Work required: What you return must be the lines of the data that hold the word "Program".

Source information:
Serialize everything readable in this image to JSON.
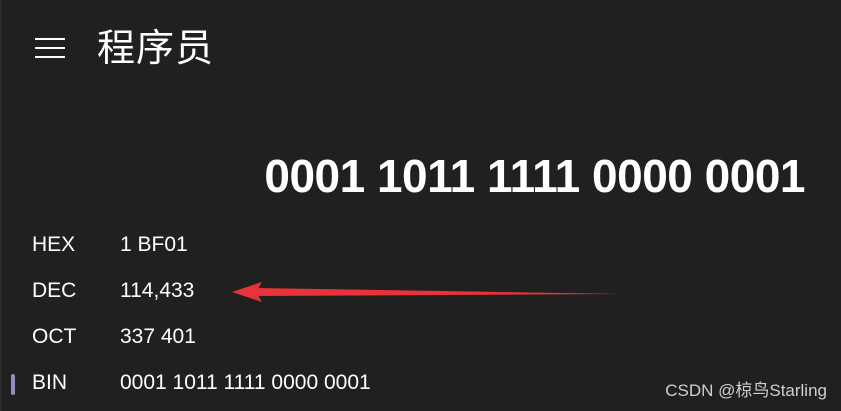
{
  "title_bar": {
    "mode_title": "程序员",
    "menu_icon": "hamburger-menu-icon"
  },
  "display": {
    "value": "0001 1011 1111 0000 0001"
  },
  "radix_rows": [
    {
      "label": "HEX",
      "value": "1 BF01"
    },
    {
      "label": "DEC",
      "value": "114,433"
    },
    {
      "label": "OCT",
      "value": "337 401"
    },
    {
      "label": "BIN",
      "value": "0001 1011 1111 0000 0001"
    }
  ],
  "selected_radix": "BIN",
  "annotation": {
    "arrow_color": "#e8333a",
    "points_to": "DEC"
  },
  "watermark": {
    "text": "CSDN @椋鸟Starling"
  },
  "colors": {
    "background": "#202020",
    "text": "#ffffff",
    "selection_indicator": "#8e8eb8"
  }
}
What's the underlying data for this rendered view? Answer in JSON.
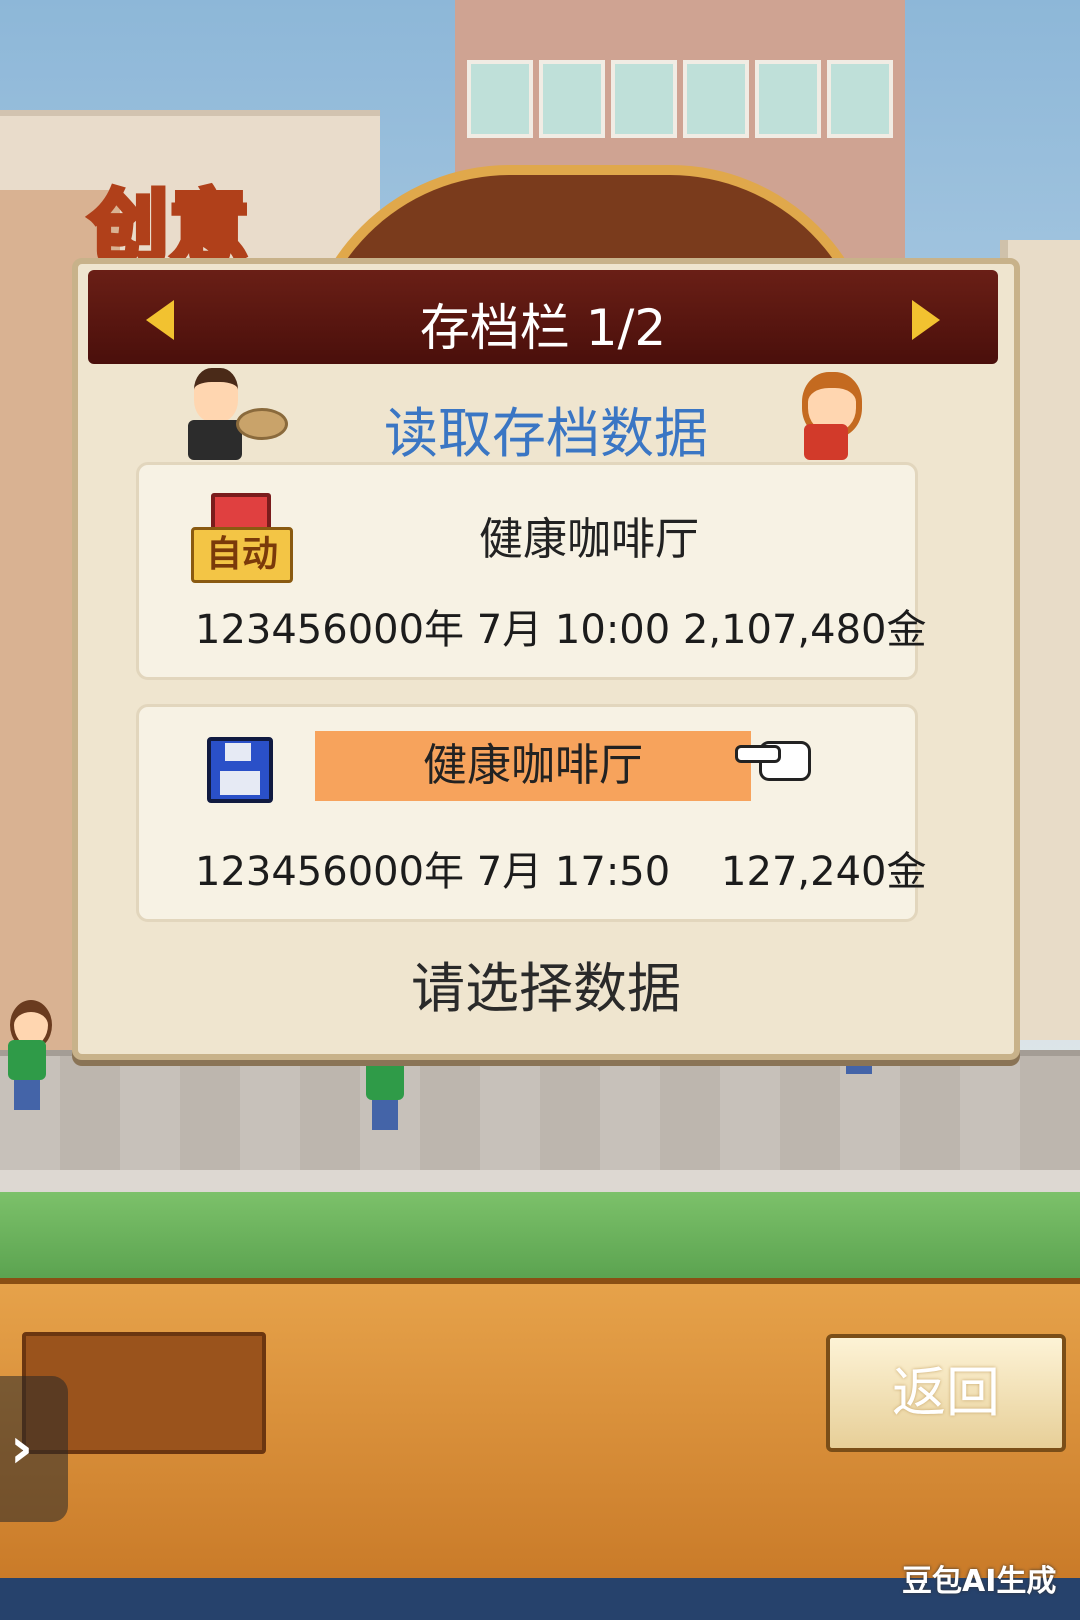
{
  "scene": {
    "sign_text": "创意"
  },
  "dialog": {
    "header_title": "存档栏 1/2",
    "subtitle": "读取存档数据",
    "prompt": "请选择数据",
    "slots": [
      {
        "badge": "自动",
        "name": "健康咖啡厅",
        "info": "123456000年 7月 10:00 2,107,480金",
        "icon": "auto-save-icon"
      },
      {
        "name": "健康咖啡厅",
        "info": "123456000年 7月 17:50    127,240金",
        "icon": "floppy-disk-icon",
        "selected": true
      }
    ]
  },
  "bottom": {
    "back_label": "返回",
    "side_tab_glyph": "›"
  },
  "watermark": "豆包AI生成",
  "colors": {
    "header_bg": "#5a1712",
    "subtitle": "#3a76c4",
    "selected_slot": "#f7a35c",
    "bottom_bar": "#d88a34"
  }
}
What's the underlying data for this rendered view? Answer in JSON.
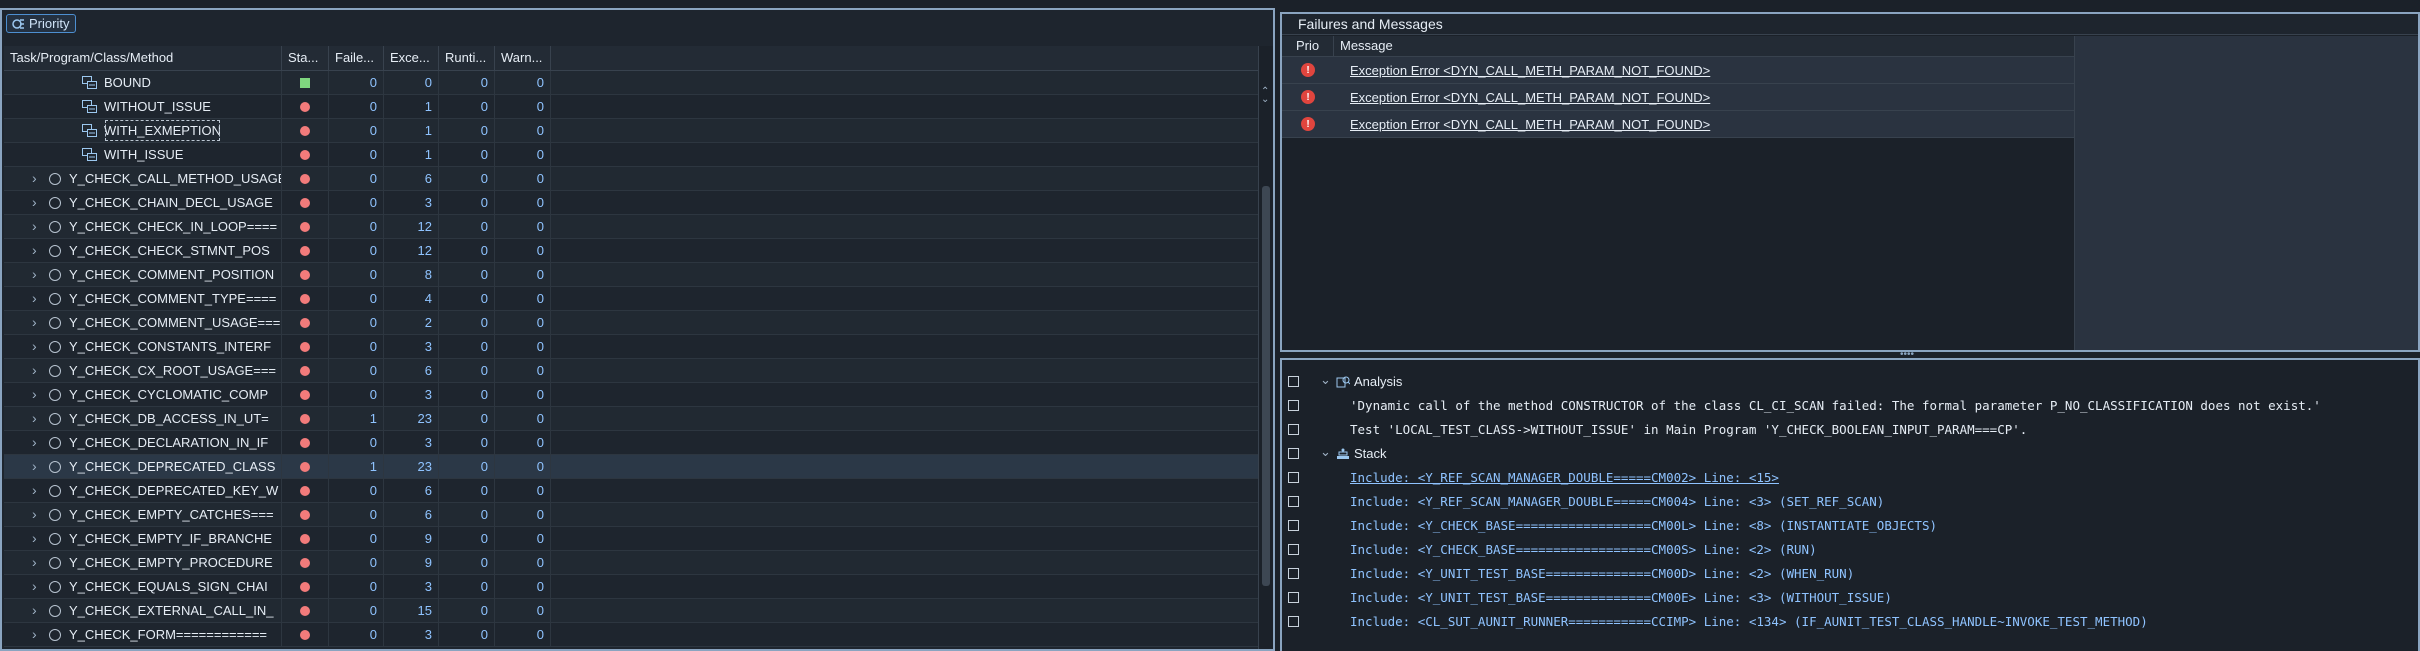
{
  "toolbar": {
    "priority_label": "Priority"
  },
  "task_table": {
    "columns": [
      "Task/Program/Class/Method",
      "Sta...",
      "Faile...",
      "Exce...",
      "Runti...",
      "Warn..."
    ],
    "rows": [
      {
        "name": "BOUND",
        "child": true,
        "status": "green",
        "failed": "0",
        "exceptions": "0",
        "runtime": "0",
        "warnings": "0"
      },
      {
        "name": "WITHOUT_ISSUE",
        "child": true,
        "status": "red",
        "failed": "0",
        "exceptions": "1",
        "runtime": "0",
        "warnings": "0"
      },
      {
        "name": "WITH_EXMEPTION",
        "child": true,
        "status": "red",
        "failed": "0",
        "exceptions": "1",
        "runtime": "0",
        "warnings": "0",
        "focused": true
      },
      {
        "name": "WITH_ISSUE",
        "child": true,
        "status": "red",
        "failed": "0",
        "exceptions": "1",
        "runtime": "0",
        "warnings": "0"
      },
      {
        "name": "Y_CHECK_CALL_METHOD_USAGE",
        "child": false,
        "status": "red",
        "failed": "0",
        "exceptions": "6",
        "runtime": "0",
        "warnings": "0"
      },
      {
        "name": "Y_CHECK_CHAIN_DECL_USAGE",
        "child": false,
        "status": "red",
        "failed": "0",
        "exceptions": "3",
        "runtime": "0",
        "warnings": "0"
      },
      {
        "name": "Y_CHECK_CHECK_IN_LOOP====",
        "child": false,
        "status": "red",
        "failed": "0",
        "exceptions": "12",
        "runtime": "0",
        "warnings": "0"
      },
      {
        "name": "Y_CHECK_CHECK_STMNT_POS",
        "child": false,
        "status": "red",
        "failed": "0",
        "exceptions": "12",
        "runtime": "0",
        "warnings": "0"
      },
      {
        "name": "Y_CHECK_COMMENT_POSITION",
        "child": false,
        "status": "red",
        "failed": "0",
        "exceptions": "8",
        "runtime": "0",
        "warnings": "0"
      },
      {
        "name": "Y_CHECK_COMMENT_TYPE====",
        "child": false,
        "status": "red",
        "failed": "0",
        "exceptions": "4",
        "runtime": "0",
        "warnings": "0"
      },
      {
        "name": "Y_CHECK_COMMENT_USAGE===",
        "child": false,
        "status": "red",
        "failed": "0",
        "exceptions": "2",
        "runtime": "0",
        "warnings": "0"
      },
      {
        "name": "Y_CHECK_CONSTANTS_INTERF",
        "child": false,
        "status": "red",
        "failed": "0",
        "exceptions": "3",
        "runtime": "0",
        "warnings": "0"
      },
      {
        "name": "Y_CHECK_CX_ROOT_USAGE===",
        "child": false,
        "status": "red",
        "failed": "0",
        "exceptions": "6",
        "runtime": "0",
        "warnings": "0"
      },
      {
        "name": "Y_CHECK_CYCLOMATIC_COMP",
        "child": false,
        "status": "red",
        "failed": "0",
        "exceptions": "3",
        "runtime": "0",
        "warnings": "0"
      },
      {
        "name": "Y_CHECK_DB_ACCESS_IN_UT=",
        "child": false,
        "status": "red",
        "failed": "1",
        "exceptions": "23",
        "runtime": "0",
        "warnings": "0"
      },
      {
        "name": "Y_CHECK_DECLARATION_IN_IF",
        "child": false,
        "status": "red",
        "failed": "0",
        "exceptions": "3",
        "runtime": "0",
        "warnings": "0"
      },
      {
        "name": "Y_CHECK_DEPRECATED_CLASS",
        "child": false,
        "status": "red",
        "failed": "1",
        "exceptions": "23",
        "runtime": "0",
        "warnings": "0",
        "selected": true
      },
      {
        "name": "Y_CHECK_DEPRECATED_KEY_W",
        "child": false,
        "status": "red",
        "failed": "0",
        "exceptions": "6",
        "runtime": "0",
        "warnings": "0"
      },
      {
        "name": "Y_CHECK_EMPTY_CATCHES===",
        "child": false,
        "status": "red",
        "failed": "0",
        "exceptions": "6",
        "runtime": "0",
        "warnings": "0"
      },
      {
        "name": "Y_CHECK_EMPTY_IF_BRANCHE",
        "child": false,
        "status": "red",
        "failed": "0",
        "exceptions": "9",
        "runtime": "0",
        "warnings": "0"
      },
      {
        "name": "Y_CHECK_EMPTY_PROCEDURE",
        "child": false,
        "status": "red",
        "failed": "0",
        "exceptions": "9",
        "runtime": "0",
        "warnings": "0"
      },
      {
        "name": "Y_CHECK_EQUALS_SIGN_CHAI",
        "child": false,
        "status": "red",
        "failed": "0",
        "exceptions": "3",
        "runtime": "0",
        "warnings": "0"
      },
      {
        "name": "Y_CHECK_EXTERNAL_CALL_IN_",
        "child": false,
        "status": "red",
        "failed": "0",
        "exceptions": "15",
        "runtime": "0",
        "warnings": "0"
      },
      {
        "name": "Y_CHECK_FORM============",
        "child": false,
        "status": "red",
        "failed": "0",
        "exceptions": "3",
        "runtime": "0",
        "warnings": "0"
      }
    ]
  },
  "failures": {
    "title": "Failures and Messages",
    "columns": [
      "Prio",
      "Message"
    ],
    "messages": [
      "Exception Error <DYN_CALL_METH_PARAM_NOT_FOUND>",
      "Exception Error <DYN_CALL_METH_PARAM_NOT_FOUND>",
      "Exception Error <DYN_CALL_METH_PARAM_NOT_FOUND>"
    ]
  },
  "details": {
    "analysis_label": "Analysis",
    "analysis_lines": [
      "'Dynamic call of the method CONSTRUCTOR of the class CL_CI_SCAN failed: The formal parameter P_NO_CLASSIFICATION does not exist.'",
      "Test 'LOCAL_TEST_CLASS->WITHOUT_ISSUE' in Main Program 'Y_CHECK_BOOLEAN_INPUT_PARAM===CP'."
    ],
    "stack_label": "Stack",
    "stack_lines": [
      "Include: <Y_REF_SCAN_MANAGER_DOUBLE=====CM002> Line: <15>",
      "Include: <Y_REF_SCAN_MANAGER_DOUBLE=====CM004> Line: <3> (SET_REF_SCAN)",
      "Include: <Y_CHECK_BASE==================CM00L> Line: <8> (INSTANTIATE_OBJECTS)",
      "Include: <Y_CHECK_BASE==================CM00S> Line: <2> (RUN)",
      "Include: <Y_UNIT_TEST_BASE==============CM00D> Line: <2> (WHEN_RUN)",
      "Include: <Y_UNIT_TEST_BASE==============CM00E> Line: <3> (WITHOUT_ISSUE)",
      "Include: <CL_SUT_AUNIT_RUNNER===========CCIMP> Line: <134> (IF_AUNIT_TEST_CLASS_HANDLE~INVOKE_TEST_METHOD)"
    ]
  },
  "colors": {
    "status_red": "#f27b7b",
    "status_green": "#7fd67f",
    "link_blue": "#8fc3ff",
    "error_red": "#e0453e"
  }
}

Solution below:
      "Task/Program/Class/Method",
      "Test 'LOCAL_TEST_CLASS->WITHOUT_ISSUE' in Main Program 'Y_CHECK_BOOLEAN_INPUT_PARAM===CP'."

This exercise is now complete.